This is a string of random numbers generated by Google. Random numbers are immensely useful and can be found all around us. See that little padlock on top of your browser beside the URL? That indicates your connection is safe and encrypted. And encryption needs large strings of random numbers.
Believe it or not, random numbers are really hard to generate. We cannot just sit down and start writing random numbers. That's because our stupid monkey brains use the digit 1 way too often and almost forget about 5.
See the random number at the start of this article? That's not exactly random too. That is because it was generated by a computer, which uses an algorithm for this. If we can find out the code used to generate these numbers, we can predict what number will come next. In fact, that's what a Russian did, who reverse-engineered and found the algorithm of several casinos and made millions from it. That's why googling random numbers does not work for most purposes. These are called Pseudo-Random numbers, which can be predicted if you know the algorithm.
Truly random numbers have to be based on physical random events, like radioactive decay, atmosphere moisture, and YouTube recommendations. Cloudflare, an encryption company, uses lava lamps in their San Francisco base. They film a wall stacked with lava lamps, and the pixels and static noise of the image are used to generate random numbers.

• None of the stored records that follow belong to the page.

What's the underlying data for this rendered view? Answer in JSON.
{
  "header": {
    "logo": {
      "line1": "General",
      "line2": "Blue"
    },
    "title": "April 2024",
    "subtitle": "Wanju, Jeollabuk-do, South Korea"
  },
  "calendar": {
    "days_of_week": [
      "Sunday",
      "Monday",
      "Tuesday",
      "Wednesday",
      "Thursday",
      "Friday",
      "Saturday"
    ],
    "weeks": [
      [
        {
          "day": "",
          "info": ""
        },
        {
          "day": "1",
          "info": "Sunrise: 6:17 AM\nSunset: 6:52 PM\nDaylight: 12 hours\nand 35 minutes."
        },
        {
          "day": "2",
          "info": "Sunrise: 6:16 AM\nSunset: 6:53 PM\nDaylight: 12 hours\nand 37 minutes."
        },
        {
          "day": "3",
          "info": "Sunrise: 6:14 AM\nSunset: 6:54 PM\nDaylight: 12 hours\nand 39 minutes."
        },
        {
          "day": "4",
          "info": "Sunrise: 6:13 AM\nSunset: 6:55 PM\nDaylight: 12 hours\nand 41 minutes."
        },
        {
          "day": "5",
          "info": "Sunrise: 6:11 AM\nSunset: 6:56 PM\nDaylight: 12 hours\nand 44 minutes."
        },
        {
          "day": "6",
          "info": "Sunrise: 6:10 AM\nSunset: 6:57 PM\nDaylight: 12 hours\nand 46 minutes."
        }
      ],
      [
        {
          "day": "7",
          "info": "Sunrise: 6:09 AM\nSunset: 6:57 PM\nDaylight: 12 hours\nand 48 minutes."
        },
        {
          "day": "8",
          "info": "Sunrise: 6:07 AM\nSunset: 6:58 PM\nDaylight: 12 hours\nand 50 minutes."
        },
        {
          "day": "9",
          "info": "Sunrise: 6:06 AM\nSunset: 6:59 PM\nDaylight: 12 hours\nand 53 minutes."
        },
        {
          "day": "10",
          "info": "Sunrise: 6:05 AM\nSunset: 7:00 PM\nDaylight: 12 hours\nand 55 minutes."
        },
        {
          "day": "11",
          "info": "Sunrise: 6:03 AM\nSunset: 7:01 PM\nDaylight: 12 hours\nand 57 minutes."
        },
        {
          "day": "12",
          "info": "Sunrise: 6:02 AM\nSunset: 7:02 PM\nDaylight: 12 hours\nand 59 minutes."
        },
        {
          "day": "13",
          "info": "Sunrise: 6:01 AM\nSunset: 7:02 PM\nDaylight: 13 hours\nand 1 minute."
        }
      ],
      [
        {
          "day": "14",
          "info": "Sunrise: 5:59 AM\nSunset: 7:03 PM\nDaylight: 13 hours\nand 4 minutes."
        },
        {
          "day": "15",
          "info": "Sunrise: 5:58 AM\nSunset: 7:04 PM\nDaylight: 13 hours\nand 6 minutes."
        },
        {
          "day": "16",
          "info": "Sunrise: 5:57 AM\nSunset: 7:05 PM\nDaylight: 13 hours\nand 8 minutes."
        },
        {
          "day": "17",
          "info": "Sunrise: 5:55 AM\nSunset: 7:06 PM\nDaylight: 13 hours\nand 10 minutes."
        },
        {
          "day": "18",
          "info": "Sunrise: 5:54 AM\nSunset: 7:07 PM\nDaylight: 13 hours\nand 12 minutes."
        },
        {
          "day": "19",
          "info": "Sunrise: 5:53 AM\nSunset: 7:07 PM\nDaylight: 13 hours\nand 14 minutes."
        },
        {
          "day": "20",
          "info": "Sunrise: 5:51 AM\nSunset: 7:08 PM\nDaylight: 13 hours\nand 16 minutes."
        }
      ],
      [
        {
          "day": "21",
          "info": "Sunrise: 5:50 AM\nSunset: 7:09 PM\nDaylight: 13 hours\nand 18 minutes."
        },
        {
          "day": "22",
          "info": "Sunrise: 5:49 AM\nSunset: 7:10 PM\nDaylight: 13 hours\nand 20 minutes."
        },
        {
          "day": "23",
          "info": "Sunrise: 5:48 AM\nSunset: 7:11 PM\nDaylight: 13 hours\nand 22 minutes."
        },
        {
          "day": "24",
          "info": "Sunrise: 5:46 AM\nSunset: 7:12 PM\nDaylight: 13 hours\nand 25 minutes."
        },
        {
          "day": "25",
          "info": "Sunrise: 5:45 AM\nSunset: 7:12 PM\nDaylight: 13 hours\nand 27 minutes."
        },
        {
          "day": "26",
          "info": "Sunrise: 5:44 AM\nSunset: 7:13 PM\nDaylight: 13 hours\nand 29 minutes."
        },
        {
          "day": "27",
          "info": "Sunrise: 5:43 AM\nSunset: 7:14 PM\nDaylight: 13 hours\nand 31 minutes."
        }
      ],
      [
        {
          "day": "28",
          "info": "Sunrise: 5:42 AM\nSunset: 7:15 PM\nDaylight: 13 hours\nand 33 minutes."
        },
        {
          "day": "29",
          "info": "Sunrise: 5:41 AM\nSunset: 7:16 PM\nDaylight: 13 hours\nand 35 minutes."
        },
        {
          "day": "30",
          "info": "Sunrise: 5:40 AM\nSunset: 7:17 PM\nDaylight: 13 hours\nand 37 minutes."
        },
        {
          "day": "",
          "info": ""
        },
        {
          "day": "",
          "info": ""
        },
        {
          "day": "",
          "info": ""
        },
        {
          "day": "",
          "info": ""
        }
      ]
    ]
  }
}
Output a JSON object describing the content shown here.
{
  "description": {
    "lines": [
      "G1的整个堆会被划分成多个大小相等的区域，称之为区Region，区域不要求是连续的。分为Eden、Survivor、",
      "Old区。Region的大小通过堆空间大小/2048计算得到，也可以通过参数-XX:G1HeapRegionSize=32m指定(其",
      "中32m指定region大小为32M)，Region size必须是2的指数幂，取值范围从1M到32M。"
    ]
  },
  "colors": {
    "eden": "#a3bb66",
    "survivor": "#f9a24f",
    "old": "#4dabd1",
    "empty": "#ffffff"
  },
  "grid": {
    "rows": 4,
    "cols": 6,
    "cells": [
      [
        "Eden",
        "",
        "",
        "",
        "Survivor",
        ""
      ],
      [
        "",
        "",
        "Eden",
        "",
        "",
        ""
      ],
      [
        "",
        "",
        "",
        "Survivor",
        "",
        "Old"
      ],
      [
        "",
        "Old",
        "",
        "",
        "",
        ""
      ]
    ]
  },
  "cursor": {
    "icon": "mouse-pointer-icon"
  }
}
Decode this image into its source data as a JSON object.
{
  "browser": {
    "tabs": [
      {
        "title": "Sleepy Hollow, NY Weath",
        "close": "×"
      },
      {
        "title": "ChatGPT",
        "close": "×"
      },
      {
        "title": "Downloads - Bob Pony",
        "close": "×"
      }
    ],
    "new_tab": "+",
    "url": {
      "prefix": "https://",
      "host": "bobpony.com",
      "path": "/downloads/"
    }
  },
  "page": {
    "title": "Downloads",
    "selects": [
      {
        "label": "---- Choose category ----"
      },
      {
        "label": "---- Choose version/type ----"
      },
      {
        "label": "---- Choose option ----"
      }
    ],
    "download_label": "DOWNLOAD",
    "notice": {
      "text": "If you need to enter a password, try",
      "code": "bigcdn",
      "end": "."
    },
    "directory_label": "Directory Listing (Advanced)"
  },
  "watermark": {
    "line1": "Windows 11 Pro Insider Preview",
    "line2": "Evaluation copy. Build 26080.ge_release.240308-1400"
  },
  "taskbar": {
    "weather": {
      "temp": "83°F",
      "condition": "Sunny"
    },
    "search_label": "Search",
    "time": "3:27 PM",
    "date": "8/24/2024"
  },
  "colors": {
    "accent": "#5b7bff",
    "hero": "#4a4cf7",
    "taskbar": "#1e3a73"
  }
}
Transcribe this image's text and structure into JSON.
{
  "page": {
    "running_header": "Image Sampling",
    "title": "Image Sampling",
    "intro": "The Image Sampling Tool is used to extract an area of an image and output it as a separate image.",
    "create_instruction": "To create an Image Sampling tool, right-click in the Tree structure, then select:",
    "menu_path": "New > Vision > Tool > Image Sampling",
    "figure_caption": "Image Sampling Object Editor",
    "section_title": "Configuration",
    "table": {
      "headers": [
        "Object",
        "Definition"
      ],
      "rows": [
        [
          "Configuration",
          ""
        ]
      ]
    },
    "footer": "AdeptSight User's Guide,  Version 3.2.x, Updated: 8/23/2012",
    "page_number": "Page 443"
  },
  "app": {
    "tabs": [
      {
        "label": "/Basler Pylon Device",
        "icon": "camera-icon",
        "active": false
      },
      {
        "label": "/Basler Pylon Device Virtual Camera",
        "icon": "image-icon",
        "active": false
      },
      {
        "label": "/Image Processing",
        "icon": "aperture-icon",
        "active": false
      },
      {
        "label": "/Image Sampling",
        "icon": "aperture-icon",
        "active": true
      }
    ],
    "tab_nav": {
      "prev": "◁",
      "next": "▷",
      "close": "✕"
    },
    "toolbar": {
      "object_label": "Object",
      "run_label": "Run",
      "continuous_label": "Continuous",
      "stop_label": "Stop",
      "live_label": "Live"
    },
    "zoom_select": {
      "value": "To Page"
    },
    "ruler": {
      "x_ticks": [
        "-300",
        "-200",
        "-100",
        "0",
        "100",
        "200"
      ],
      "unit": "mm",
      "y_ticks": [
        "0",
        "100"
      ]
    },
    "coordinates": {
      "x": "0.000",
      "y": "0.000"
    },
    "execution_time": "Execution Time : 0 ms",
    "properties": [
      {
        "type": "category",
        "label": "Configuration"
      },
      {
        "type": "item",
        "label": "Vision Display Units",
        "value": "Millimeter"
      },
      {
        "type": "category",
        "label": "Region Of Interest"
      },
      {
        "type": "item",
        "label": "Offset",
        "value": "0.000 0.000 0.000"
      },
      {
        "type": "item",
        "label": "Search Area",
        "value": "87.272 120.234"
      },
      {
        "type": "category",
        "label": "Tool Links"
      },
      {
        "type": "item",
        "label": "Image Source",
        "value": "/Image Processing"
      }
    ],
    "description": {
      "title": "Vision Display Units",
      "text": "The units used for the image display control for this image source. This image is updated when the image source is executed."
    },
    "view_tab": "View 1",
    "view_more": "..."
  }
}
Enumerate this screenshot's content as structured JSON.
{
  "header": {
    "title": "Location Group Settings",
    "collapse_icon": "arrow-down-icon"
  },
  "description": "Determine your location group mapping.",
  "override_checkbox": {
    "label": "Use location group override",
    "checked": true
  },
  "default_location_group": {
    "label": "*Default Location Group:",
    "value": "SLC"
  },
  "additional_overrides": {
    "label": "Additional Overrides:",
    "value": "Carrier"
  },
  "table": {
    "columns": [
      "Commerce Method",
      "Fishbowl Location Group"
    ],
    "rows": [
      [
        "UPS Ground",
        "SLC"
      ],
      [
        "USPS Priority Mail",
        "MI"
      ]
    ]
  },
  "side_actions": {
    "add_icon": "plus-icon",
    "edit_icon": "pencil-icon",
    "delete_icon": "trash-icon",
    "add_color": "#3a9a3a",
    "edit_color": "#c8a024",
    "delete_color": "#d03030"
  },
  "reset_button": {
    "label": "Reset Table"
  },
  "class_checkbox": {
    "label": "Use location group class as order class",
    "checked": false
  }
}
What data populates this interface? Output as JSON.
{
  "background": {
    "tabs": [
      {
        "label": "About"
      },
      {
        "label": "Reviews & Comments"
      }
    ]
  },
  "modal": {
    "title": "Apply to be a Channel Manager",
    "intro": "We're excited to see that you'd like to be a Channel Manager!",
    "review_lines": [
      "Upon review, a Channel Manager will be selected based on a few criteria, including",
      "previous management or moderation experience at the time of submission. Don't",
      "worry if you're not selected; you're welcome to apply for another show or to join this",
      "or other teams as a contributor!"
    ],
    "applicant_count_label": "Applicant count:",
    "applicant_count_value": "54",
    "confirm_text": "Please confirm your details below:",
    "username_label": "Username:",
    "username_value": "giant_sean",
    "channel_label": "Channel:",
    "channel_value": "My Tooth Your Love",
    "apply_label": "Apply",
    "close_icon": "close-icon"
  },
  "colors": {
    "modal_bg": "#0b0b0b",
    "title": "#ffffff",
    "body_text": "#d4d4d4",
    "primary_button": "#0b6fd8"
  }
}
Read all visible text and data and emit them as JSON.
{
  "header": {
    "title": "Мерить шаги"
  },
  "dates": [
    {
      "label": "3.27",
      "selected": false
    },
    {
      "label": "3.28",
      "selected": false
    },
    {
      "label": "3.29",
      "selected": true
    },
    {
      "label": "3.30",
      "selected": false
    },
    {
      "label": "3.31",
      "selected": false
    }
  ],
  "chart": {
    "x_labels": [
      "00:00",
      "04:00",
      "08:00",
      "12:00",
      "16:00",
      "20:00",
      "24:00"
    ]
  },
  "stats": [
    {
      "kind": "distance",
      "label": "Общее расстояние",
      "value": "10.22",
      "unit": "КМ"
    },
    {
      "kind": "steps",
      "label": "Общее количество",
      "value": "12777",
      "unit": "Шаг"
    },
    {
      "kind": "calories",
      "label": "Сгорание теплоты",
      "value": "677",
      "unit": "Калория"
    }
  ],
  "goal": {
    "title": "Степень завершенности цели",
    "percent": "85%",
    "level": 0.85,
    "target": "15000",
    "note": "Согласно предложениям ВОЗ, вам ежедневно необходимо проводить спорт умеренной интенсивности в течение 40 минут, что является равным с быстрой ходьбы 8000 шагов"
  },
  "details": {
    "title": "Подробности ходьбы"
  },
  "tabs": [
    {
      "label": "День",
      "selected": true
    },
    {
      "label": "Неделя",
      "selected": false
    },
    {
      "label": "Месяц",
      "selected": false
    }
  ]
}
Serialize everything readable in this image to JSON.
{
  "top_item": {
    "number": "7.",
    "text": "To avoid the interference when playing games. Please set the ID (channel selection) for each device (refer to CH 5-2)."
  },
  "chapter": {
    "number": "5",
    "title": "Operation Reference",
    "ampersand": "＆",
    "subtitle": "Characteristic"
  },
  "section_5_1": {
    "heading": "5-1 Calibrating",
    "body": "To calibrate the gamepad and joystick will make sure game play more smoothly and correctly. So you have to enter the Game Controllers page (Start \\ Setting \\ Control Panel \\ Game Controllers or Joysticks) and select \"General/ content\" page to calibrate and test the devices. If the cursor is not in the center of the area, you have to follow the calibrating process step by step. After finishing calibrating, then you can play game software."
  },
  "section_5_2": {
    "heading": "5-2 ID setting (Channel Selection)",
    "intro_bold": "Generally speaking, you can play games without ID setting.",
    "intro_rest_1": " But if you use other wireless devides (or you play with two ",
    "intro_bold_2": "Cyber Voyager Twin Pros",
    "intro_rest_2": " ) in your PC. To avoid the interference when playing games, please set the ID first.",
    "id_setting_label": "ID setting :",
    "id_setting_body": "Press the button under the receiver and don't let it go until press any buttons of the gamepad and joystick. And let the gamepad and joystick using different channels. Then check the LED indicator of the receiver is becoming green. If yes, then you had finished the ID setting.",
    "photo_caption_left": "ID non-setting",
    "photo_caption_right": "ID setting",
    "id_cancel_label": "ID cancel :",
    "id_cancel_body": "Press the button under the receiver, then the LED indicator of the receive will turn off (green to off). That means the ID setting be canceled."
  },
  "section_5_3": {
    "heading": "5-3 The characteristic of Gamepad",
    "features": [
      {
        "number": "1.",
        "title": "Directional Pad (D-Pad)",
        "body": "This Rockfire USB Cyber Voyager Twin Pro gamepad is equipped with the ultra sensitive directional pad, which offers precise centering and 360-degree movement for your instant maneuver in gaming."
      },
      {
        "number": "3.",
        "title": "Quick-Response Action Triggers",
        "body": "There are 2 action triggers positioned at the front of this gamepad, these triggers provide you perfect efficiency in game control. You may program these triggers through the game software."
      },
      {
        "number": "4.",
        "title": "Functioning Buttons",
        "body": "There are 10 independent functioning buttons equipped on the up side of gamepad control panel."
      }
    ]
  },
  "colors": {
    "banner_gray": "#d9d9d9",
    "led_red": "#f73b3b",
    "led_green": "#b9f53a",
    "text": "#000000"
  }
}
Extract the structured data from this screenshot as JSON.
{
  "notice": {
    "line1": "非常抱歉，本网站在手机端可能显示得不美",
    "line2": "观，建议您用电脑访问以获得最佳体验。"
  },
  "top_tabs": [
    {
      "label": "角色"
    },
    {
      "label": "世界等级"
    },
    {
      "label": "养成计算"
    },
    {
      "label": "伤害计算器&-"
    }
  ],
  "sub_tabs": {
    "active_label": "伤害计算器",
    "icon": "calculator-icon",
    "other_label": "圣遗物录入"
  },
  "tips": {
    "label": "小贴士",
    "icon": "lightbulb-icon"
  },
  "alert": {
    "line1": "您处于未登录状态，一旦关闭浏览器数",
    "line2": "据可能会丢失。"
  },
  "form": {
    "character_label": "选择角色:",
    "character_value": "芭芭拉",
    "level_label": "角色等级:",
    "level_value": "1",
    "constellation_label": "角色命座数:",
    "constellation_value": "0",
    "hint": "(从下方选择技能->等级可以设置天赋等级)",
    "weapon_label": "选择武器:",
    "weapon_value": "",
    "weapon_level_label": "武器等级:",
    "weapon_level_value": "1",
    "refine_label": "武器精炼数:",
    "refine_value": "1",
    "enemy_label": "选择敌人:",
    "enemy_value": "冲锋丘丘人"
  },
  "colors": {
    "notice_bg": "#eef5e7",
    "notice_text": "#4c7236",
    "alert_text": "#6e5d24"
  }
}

Many other companies use radioactive decay since it cannot be predicted when decay will occur.
You may think, why bother with these complicated processes? Just flip a coin, or roll a dice. That is because these are not truly random. A coin toss may seem random, but we can predict it if we know the dimensions of that coin. For example, an average euro coin will land on heads almost 80% of the time, because one side is heavier than the other. The case is the same with dice.
Whether something is truly random is more of a philosophical question than a scientific one. In theory, we can observe every one of the lava lamps, calculate all the variables and predict the numbers. but in practice, that is unrealistic. The world is woven from billions of lives, every strand crossing every other. With enough information, the future will be entirely calculable. But that is not the point. In practice, close enough is good enough.
The truth is, there aren't many truly random things in the universe. If you want truly random numbers, quantum physics is your best bet. Properties of quantum particles are very random. Some of them even attain values just at the moment we observe them. Einstein could not believe this, that God would "play dice with the universe." So, the next time you feel normal or predictable, just imagine that you are made of infinite random quantum particles.